In 2005, the Britten-Pears Foundation in partnership with the University of East Anglia was awarded funding from the UK Arts and Humanities Research Council (AHRC) to produce a thematic catalogue of Britten's works. The project is distinguished by being the first composer thematic catalogue to be published initially online. (All previous thematic catalogues have been print publications, though some have been published online later.) The work involves gathering and cataloguing manuscript and published notation and published recordings, producing a chronology, and assigning identifiers to Britten's works. These identifiers are in addition to Britten's own Opus numbers and, after the style of preceding thematic catalogues such as BWV for J.S. Bach, comprise the letters 'BTC' followed by numbers assigned in chronological order. The catalogue includes numerous unpublished works and is expected, when completed in 2013, to include around 1,200 works. (Britten's published output includes around 96 works.)

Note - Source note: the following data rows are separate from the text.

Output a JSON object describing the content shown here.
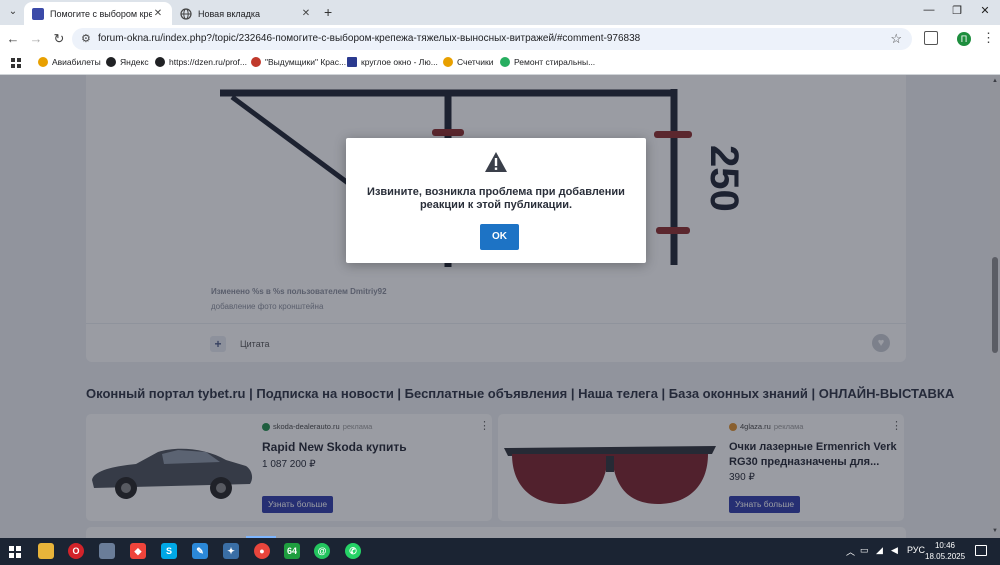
{
  "browser": {
    "tabs": [
      {
        "title": "Помогите с выбором крепежа",
        "active": true
      },
      {
        "title": "Новая вкладка",
        "active": false
      }
    ],
    "url": "forum-okna.ru/index.php?/topic/232646-помогите-с-выбором-крепежа-тяжелых-выносных-витражей/#comment-976838",
    "profile_letter": "П",
    "bookmarks": [
      {
        "label": "Авиабилеты",
        "icon": "plane-icon",
        "color": "#e8a000"
      },
      {
        "label": "Яндекс",
        "icon": "yandex-icon",
        "color": "#202124"
      },
      {
        "label": "https://dzen.ru/prof...",
        "icon": "dzen-icon",
        "color": "#202124"
      },
      {
        "label": "\"Выдумщики\" Крас...",
        "icon": "vydumshchiki-icon",
        "color": "#c0392b"
      },
      {
        "label": "круглое окно - Лю...",
        "icon": "bookmark-icon",
        "color": "#2b3a8f"
      },
      {
        "label": "Счетчики",
        "icon": "counter-icon",
        "color": "#e8a000"
      },
      {
        "label": "Ремонт стиральны...",
        "icon": "repair-icon",
        "color": "#27ae60"
      }
    ]
  },
  "post": {
    "dimension_label": "250",
    "edit_info": "Изменено %s в %s пользователем Dmitriy92",
    "edit_reason": "добавление фото кронштейна",
    "quote_label": "Цитата"
  },
  "footer": {
    "links": "Оконный портал tybet.ru | Подписка на новости | Бесплатные объявления | Наша телега | База оконных знаний | ОНЛАЙН-ВЫСТАВКА"
  },
  "ads": [
    {
      "source": "skoda-dealerauto.ru",
      "tag": "реклама",
      "headline": "Rapid New Skoda купить",
      "price": "1 087 200 ₽",
      "cta": "Узнать больше",
      "source_color": "#1f8f4a"
    },
    {
      "source": "4glaza.ru",
      "tag": "реклама",
      "headline_line1": "Очки лазерные Ermenrich Verk",
      "headline_line2": "RG30 предназначены для...",
      "price": "390 ₽",
      "cta": "Узнать больше",
      "source_color": "#e0902a"
    }
  ],
  "dialog": {
    "message_line1": "Извините, возникла проблема при добавлении",
    "message_line2": "реакции к этой публикации.",
    "ok_label": "OK",
    "accent": "#1d73c5"
  },
  "taskbar": {
    "apps": [
      {
        "name": "file-explorer",
        "color": "#e8b43a",
        "glyph": ""
      },
      {
        "name": "opera",
        "color": "#d2232a",
        "glyph": "O"
      },
      {
        "name": "photos",
        "color": "#6a7d99",
        "glyph": ""
      },
      {
        "name": "anydesk",
        "color": "#ef443b",
        "glyph": ""
      },
      {
        "name": "skype",
        "color": "#00a8e6",
        "glyph": "S"
      },
      {
        "name": "paint",
        "color": "#2b88d8",
        "glyph": ""
      },
      {
        "name": "tool",
        "color": "#3a6ea5",
        "glyph": ""
      },
      {
        "name": "chrome",
        "color": "#e8453c",
        "glyph": ""
      },
      {
        "name": "aida64",
        "color": "#1f9e3f",
        "glyph": "64"
      },
      {
        "name": "messenger",
        "color": "#23c55e",
        "glyph": "@"
      },
      {
        "name": "whatsapp",
        "color": "#25d366",
        "glyph": ""
      }
    ],
    "language": "РУС",
    "time": "10:46",
    "date": "18.05.2025"
  },
  "colors": {
    "active_taskbar_indicator": "#7eb6ff",
    "cta_button": "#2d3aa8"
  }
}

In the 1930s Britten made a conscious effort to set himself apart from the English musical mainstream, which he regarded as complacent, insular and amateurish. Many contemporary critics distrusted his facility, cosmopolitanism and admiration for composers such as Mahler, Berg, and Stravinsky, not at the time considered appropriate models for a young English musician.
Britten's status as one of the greatest composers of the 20th century is now secure among professional critics. However, criticism of his music is apt to become entangled with consideration of his personality, his politics (especially his pacifism in World War II) and his sexuality. The publication of Humphrey Carpenter's biography in 1992, with its revelations of Britten's often fraught social, professional and sexual relationships, ensured that he will remain a controversial figure. In 2003, a selection of Britten's writings, edited by Paul Kildea, revealed other ways that he addressed such issues as his pacifism. A further study along the lines begun by Carpenter is John Bridcut's Britten's Children, 2006, which describes Britten’s infatuation with a series of adolescent boys throughout his life, most notably David Hemmings.
For many musicians, however, Britten's technique, broad musical and human sympathies and ability to treat the most traditional of musical forms with freshness and originality place him at the head of composers of his generation. A notable tribute is Cantus In Memoriam Benjamin Britten, an orchestral piece written in 1977 by the Estonian composer Arvo Pärt.
Musikale Narratief in Benjamin Britten Se Opera Billy Budd/ musikale Narratief in Benjamin Britten Se Opera Billy Budd
Apr 01, 2007; Abstract Musical narrative in Benjamin Britten's opera Billy Budd In Herman Melville's story, which is set on a British warship...